Items from an interface collection
------

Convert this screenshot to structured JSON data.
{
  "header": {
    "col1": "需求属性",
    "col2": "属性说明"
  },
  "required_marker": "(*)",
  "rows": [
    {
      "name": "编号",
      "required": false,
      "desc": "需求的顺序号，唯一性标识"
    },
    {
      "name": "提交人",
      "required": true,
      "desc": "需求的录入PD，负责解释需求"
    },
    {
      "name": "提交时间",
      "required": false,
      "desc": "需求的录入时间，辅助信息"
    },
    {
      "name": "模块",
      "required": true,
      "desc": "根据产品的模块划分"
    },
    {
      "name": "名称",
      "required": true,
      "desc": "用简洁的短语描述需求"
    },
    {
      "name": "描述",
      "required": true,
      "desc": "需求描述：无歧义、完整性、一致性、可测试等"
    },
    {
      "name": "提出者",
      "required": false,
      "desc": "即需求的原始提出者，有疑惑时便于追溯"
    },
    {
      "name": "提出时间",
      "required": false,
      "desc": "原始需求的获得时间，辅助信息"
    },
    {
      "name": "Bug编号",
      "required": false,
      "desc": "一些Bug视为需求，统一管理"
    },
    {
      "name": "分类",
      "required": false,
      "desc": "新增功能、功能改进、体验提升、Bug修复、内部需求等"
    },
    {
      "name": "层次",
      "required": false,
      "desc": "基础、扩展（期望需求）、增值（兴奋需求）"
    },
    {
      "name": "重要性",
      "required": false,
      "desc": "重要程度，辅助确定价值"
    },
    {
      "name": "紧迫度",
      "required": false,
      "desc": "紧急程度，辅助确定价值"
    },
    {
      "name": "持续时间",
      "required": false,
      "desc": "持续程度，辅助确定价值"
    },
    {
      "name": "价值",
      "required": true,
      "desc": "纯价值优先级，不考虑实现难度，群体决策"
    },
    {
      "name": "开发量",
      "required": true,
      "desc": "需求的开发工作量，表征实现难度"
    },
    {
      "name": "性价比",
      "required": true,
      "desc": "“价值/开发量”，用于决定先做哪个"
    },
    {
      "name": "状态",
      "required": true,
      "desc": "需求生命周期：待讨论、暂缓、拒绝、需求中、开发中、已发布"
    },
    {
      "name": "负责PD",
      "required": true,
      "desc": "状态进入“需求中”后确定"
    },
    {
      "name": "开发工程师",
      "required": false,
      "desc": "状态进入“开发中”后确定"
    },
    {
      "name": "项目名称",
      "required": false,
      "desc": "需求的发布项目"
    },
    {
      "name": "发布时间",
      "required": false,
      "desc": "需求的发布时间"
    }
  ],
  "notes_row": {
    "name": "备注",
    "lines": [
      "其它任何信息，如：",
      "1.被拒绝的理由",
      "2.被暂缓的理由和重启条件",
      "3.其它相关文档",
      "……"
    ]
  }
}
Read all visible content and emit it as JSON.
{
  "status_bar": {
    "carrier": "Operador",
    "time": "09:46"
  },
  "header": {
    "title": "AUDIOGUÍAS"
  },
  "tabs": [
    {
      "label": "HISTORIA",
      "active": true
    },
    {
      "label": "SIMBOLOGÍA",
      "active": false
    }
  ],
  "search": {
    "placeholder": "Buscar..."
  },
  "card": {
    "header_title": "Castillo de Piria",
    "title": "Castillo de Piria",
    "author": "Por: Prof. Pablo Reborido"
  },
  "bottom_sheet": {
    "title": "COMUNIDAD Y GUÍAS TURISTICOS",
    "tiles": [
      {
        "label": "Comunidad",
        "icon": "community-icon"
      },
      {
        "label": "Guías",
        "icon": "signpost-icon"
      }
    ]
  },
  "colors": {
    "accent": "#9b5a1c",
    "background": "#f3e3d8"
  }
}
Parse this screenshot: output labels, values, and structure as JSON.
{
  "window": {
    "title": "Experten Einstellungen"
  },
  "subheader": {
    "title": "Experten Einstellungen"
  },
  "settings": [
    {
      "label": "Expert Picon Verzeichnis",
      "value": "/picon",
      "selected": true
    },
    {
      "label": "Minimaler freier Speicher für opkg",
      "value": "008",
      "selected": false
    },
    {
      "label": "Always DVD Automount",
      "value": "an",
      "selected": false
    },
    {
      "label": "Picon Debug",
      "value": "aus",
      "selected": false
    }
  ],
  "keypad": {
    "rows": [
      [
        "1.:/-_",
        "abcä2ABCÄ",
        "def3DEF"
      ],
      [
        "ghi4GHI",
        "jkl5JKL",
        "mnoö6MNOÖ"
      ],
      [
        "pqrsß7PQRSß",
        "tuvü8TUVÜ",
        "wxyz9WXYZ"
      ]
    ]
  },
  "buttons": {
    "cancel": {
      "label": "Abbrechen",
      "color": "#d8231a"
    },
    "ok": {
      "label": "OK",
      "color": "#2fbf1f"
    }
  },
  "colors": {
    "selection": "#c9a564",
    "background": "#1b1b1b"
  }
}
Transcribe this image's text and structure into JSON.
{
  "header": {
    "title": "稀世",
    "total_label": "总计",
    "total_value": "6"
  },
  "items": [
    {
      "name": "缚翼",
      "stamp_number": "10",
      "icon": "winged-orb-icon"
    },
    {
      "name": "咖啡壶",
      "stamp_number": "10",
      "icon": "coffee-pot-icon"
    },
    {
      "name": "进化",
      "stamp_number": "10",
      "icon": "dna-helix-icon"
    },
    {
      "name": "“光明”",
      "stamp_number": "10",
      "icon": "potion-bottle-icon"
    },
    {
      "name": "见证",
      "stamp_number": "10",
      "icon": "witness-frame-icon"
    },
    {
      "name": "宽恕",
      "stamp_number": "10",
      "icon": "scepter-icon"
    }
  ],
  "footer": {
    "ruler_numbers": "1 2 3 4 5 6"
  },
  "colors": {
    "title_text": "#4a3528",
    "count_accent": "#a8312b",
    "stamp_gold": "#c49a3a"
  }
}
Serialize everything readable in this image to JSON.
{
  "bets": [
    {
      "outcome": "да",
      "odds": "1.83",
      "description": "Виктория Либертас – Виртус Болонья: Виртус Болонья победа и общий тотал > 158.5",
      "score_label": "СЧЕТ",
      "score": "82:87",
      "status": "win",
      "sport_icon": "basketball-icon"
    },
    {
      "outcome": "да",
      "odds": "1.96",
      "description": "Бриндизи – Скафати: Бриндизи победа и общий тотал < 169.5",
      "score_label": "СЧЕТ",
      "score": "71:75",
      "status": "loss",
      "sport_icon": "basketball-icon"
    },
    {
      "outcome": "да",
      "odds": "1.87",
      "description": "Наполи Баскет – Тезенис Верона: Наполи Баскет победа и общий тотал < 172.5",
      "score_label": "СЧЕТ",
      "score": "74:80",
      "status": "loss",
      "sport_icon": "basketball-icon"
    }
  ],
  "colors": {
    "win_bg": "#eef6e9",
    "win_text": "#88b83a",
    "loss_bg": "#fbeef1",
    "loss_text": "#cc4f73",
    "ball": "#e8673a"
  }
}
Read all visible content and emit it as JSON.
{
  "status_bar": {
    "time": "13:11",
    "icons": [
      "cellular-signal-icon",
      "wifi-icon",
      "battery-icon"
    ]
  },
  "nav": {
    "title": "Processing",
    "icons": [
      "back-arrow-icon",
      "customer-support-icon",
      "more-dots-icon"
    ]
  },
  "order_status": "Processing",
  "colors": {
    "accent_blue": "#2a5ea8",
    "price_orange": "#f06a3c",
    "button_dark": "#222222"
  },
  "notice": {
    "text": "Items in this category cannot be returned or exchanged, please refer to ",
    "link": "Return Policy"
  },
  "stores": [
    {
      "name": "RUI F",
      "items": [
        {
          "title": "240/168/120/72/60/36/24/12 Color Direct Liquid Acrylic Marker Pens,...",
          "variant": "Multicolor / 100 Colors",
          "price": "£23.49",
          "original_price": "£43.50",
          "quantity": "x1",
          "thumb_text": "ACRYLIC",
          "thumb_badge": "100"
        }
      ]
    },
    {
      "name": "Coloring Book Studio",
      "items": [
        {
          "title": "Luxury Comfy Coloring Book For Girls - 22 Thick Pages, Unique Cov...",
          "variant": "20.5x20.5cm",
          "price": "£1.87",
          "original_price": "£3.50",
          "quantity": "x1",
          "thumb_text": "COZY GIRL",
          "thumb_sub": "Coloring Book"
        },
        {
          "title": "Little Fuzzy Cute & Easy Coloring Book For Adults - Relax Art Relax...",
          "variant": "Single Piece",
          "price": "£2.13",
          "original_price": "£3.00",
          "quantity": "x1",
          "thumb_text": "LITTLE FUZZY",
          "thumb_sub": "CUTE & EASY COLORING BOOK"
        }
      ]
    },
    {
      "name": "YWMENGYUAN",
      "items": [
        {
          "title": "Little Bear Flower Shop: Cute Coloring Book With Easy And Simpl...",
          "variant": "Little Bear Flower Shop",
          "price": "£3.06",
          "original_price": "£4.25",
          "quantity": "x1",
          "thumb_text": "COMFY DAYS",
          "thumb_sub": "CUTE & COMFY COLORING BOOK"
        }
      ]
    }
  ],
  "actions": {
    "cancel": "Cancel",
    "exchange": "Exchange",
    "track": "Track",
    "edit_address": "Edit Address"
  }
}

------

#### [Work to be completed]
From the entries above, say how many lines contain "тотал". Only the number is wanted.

#### [Task answer]
3